Femoral nerve
The lumbar plexus and its branches. (Femoral labeled at bottom left.)
Femoral sheath laid open to show its three compartments. (Femoral nerve visible in yellow.)
Details
FromL2
ToL4
Innervatesanterior compartment of thigh
Identifiers
Latinnervus femoralis
MeSHD005267
TA98A14.2.07.020
TA26522
FMA16486
Anatomical terms of neuroanatomy

The femoral nerve is a nerve in the thigh that supplies skin on the upper thigh and inner leg, and the muscles that extend the knee. It is the largest branch of the lumbar plexus.

Structure

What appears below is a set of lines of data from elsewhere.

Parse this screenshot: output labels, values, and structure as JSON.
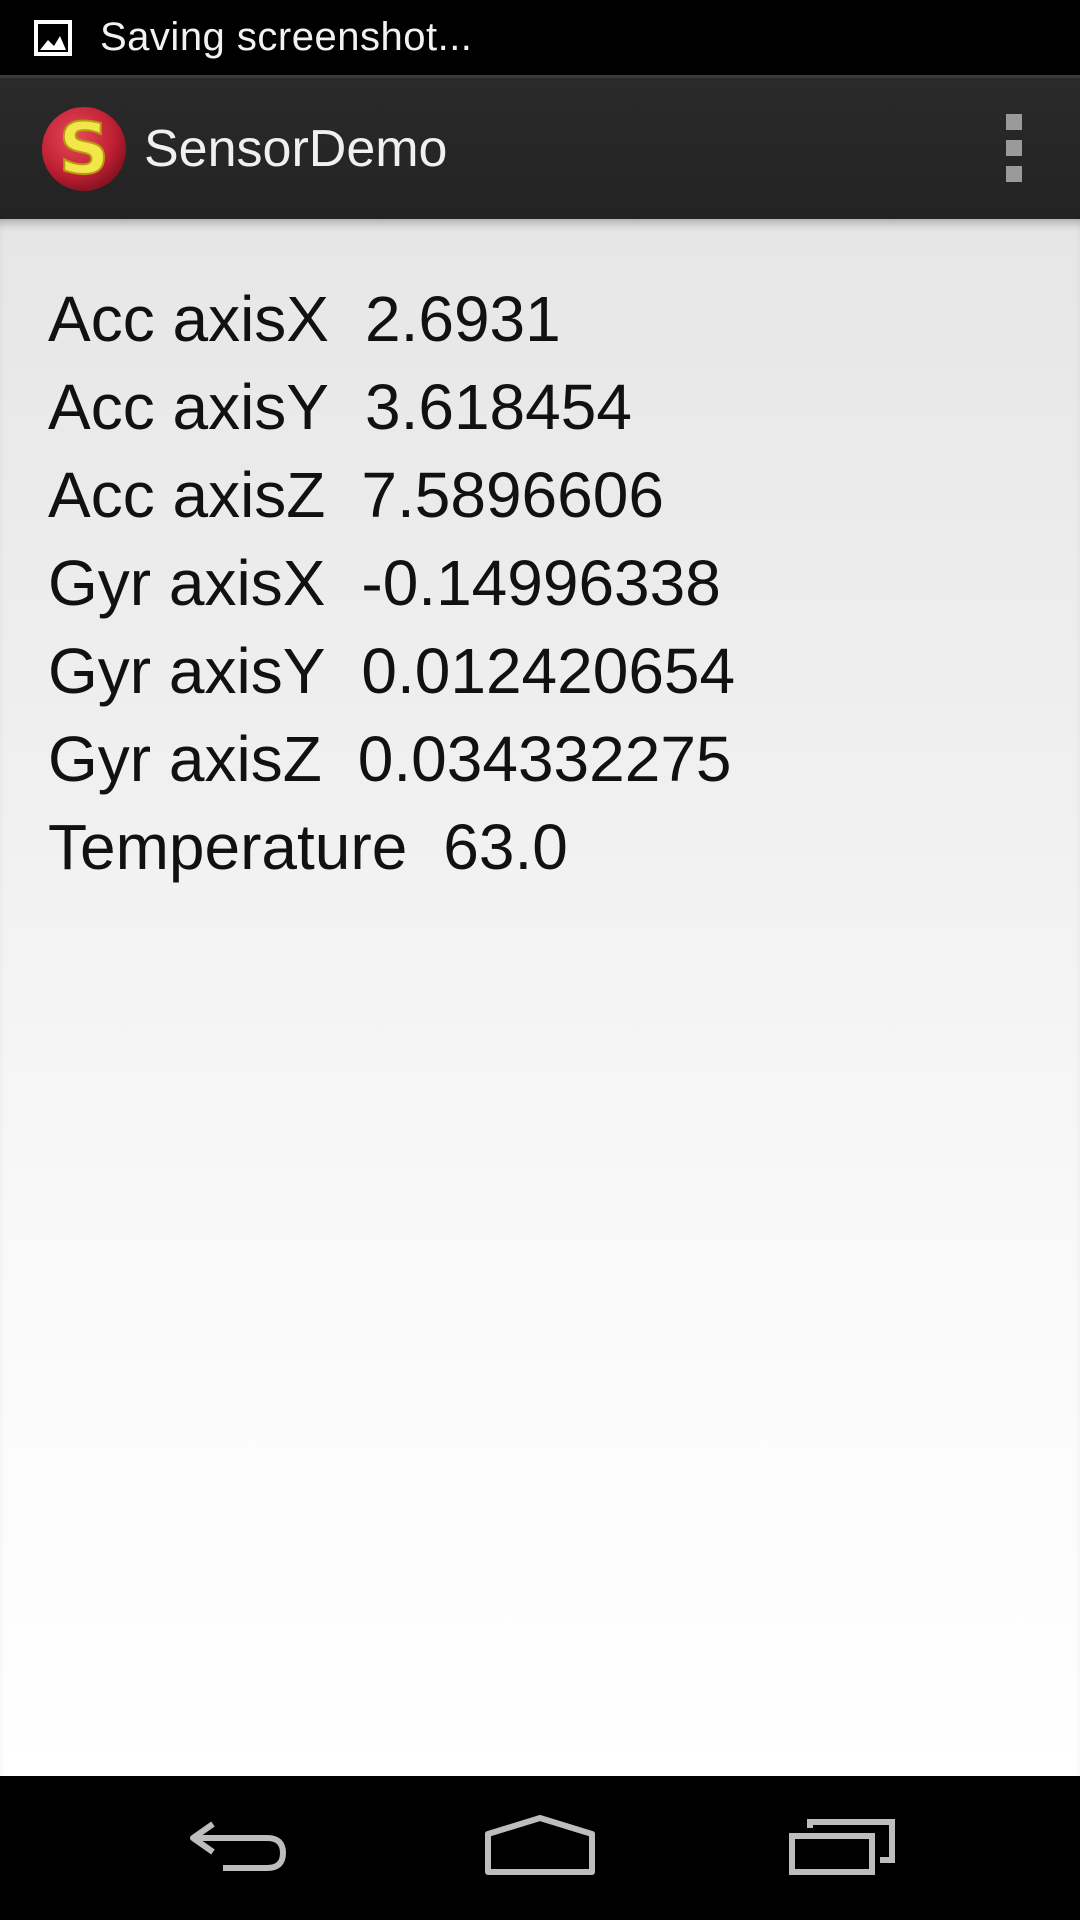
{
  "status_bar": {
    "icon": "image-icon",
    "notification_text": "Saving screenshot..."
  },
  "action_bar": {
    "app_icon": "app-logo-s-icon",
    "title": "SensorDemo",
    "overflow_icon": "overflow-menu-icon"
  },
  "sensors": [
    {
      "label": "Acc axisX",
      "value": "2.6931"
    },
    {
      "label": "Acc axisY",
      "value": "3.618454"
    },
    {
      "label": "Acc axisZ",
      "value": "7.5896606"
    },
    {
      "label": "Gyr axisX",
      "value": "-0.14996338"
    },
    {
      "label": "Gyr axisY",
      "value": "0.012420654"
    },
    {
      "label": "Gyr axisZ",
      "value": "0.034332275"
    },
    {
      "label": "Temperature",
      "value": "63.0"
    }
  ],
  "nav_bar": {
    "back_icon": "back-icon",
    "home_icon": "home-icon",
    "recents_icon": "recent-apps-icon"
  },
  "colors": {
    "status_bar_bg": "#000000",
    "action_bar_bg": "#262626",
    "content_bg_top": "#e6e6e6",
    "content_bg_bottom": "#ffffff",
    "text": "#111111",
    "app_icon_red": "#c8283a",
    "app_icon_yellow": "#f2e64a"
  }
}
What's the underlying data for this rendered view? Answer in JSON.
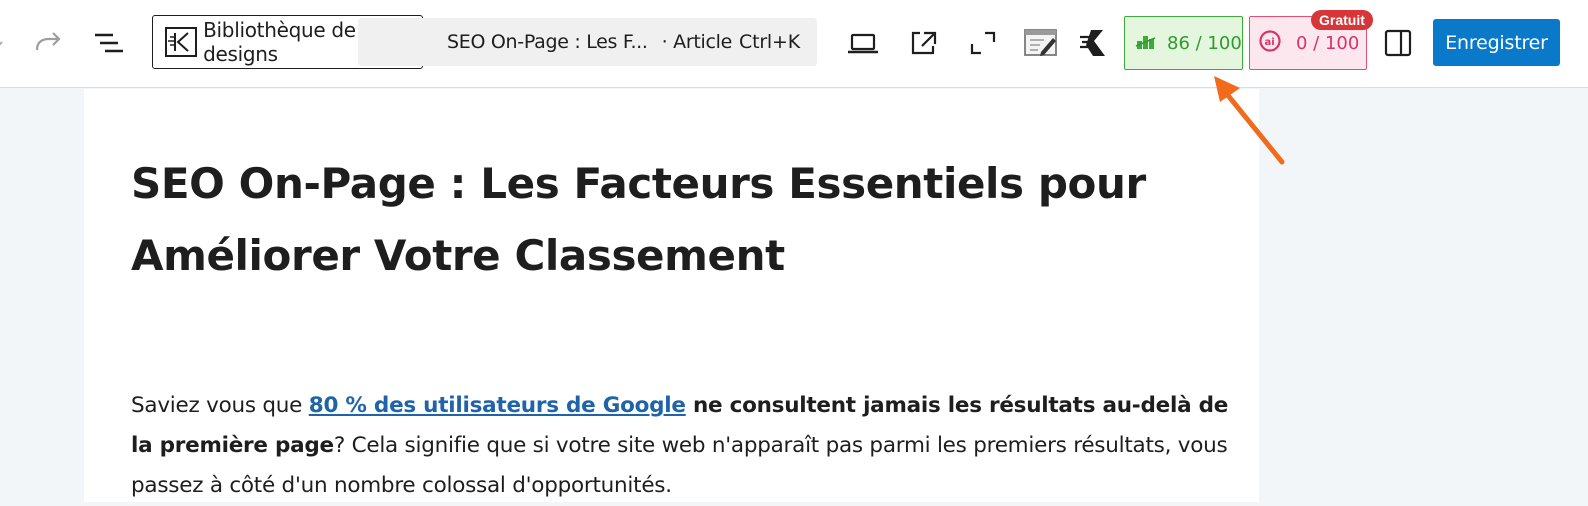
{
  "toolbar": {
    "design_library_label": "Bibliothèque de designs",
    "document": {
      "title": "SEO On-Page : Les F...",
      "type": "· Article",
      "shortcut": "Ctrl+K"
    },
    "seo_score": "86 / 100",
    "ai_score": "0 / 100",
    "ai_badge": "Gratuit",
    "save_label": "Enregistrer"
  },
  "post": {
    "title_line1": "SEO On-Page : Les Facteurs Essentiels pour",
    "title_line2": "Améliorer Votre Classement",
    "para_intro": "Saviez vous que ",
    "para_link": "80 % des utilisateurs de Google",
    "para_bold": " ne consultent jamais les résultats au-delà de la première page",
    "para_rest": "? Cela signifie que si votre site web n'apparaît pas parmi les premiers résultats, vous passez à côté d'un nombre colossal d'opportunités."
  },
  "colors": {
    "seo_green": "#3dab3a",
    "ai_pink": "#e04f7a",
    "save_blue": "#0a79c9",
    "annotation_arrow": "#f26b1d"
  }
}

The femoral nerve is the major nerve supplying the anterior compartment of the thigh. It is the largest branch of the lumbar plexus, and arises from the dorsal divisions of the ventral rami of the second, third, and fourth lumbar nerves (L2, L3, and L4).[1][2]

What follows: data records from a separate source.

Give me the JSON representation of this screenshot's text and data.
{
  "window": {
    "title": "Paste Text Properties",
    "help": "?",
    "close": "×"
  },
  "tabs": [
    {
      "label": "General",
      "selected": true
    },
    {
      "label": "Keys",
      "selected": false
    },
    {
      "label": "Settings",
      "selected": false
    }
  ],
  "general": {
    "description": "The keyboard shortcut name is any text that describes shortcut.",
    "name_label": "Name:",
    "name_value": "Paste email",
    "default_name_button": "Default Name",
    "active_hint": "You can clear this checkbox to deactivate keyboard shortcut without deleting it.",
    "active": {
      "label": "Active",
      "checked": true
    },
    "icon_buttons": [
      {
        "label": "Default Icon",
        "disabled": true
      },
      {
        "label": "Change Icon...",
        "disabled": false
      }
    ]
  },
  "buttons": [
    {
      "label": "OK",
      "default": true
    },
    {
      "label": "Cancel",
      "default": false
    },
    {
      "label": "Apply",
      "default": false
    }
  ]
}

The nerve enters Scarpa's triangle by passing beneath the inguinal ligament, just lateral to the femoral artery. In the thigh, the nerve lies in a groove between iliacus muscle and psoas major muscle, outside the femoral sheath, and lateral to the femoral artery. After a short course of about 4 cm in the thigh, the nerve is divided into anterior and posterior divisions, separated by lateral femoral circumflex artery. The branches are shown below:[1]

Muscular branches

Cutaneous branches

Articular branches

Vascular branches

Clinical significance

Signals from the femoral nerve and its branches can be blocked to interrupt the transmission of pain signals from the innervation area. Some of the nerve blocks that work by affecting the femoral nerve are the femoral nerve block, the fascia iliac block and the 3-in-1 nerve block. Femoral nerve blocks are very effective.[3]

During pelvic surgery and abdominal surgery, the femoral nerve must be identified early on to protect it from iatrogenic nerve injury.[4]

The femoral nerve stretch test can be performed to identify the compression of spinal nerve roots.[5] The test is positive if thigh pain increases.[5]

Additional images

See also

References

Public domain This article incorporates text in the public domain from page 955 of the 20th edition of Gray's Anatomy (1918)

  1. ^ a b c d e f g h i j Krishna, Garg (2010). "Front of the thigh (Chapter 3)". BD Chaurasia's Human Anatomy (Regional and Applied Dissection and Clinical) Volume 2 - Lower limb, abdomen, and pelvis (Fifth ed.). India: CBS Publishers and Distributors Pvt Ltd. p. 55. ISBN 978-81-239-1864-8.
  2. ^ Massey, E. Wayne; Massey, Janice M. (2020-01-01), Steegers, Eric A. P.; Cipolla, Marilyn J.; Miller, Eliza C. (eds.), "Chapter 8 - Mononeuropathies in pregnancy", Handbook of Clinical Neurology, Neurology and Pregnancy: Neuro-Obstetric Disorders, 172, Elsevier: 145–151, doi:10.1016/B978-0-444-64240-0.00008-8, ISBN 9780444642400, PMID 32768085, retrieved 2021-01-17
  3. ^ Candido, Kenneth D.; Benzon, Honorio T. (2005-01-01), Benzon, Honorio T.; Raja, Srinivasa N.; Molloy, Robert E.; Liu, Spencer S. (eds.), "Chapter 76 - Lumbar Plexus, Femoral, Lateral Femoral Cutaneous, Obturator, Saphenous, and Fascia Iliaca Blocks", Essentials of Pain Medicine and Regional Anesthesia (Second Edition), Philadelphia: Churchill Livingstone, pp. 645–658, ISBN 978-0-443-06651-1, retrieved 2021-01-06
  4. ^ Cheema, Zahid F.; Robbie, Ahmad (2003), "Femoral Nerve", Encyclopedia of the Neurological Sciences, Elsevier, pp. 366–367, doi:10.1016/B0-12-226870-9/00868-6, ISBN 978-0-12-226870-0, retrieved 2021-01-06
  5. ^ a b Fritz, Julie (2012-01-01), Andrews, James R.; Harrelson, Gary L.; Wilk, Kevin E. (eds.), "17 - Low Back Rehabilitation", Physical Rehabilitation of the Injured Athlete (Fourth Edition), Philadelphia: W.B. Saunders, pp. 333–356, ISBN 978-1-4377-2411-0, retrieved 2021-01-06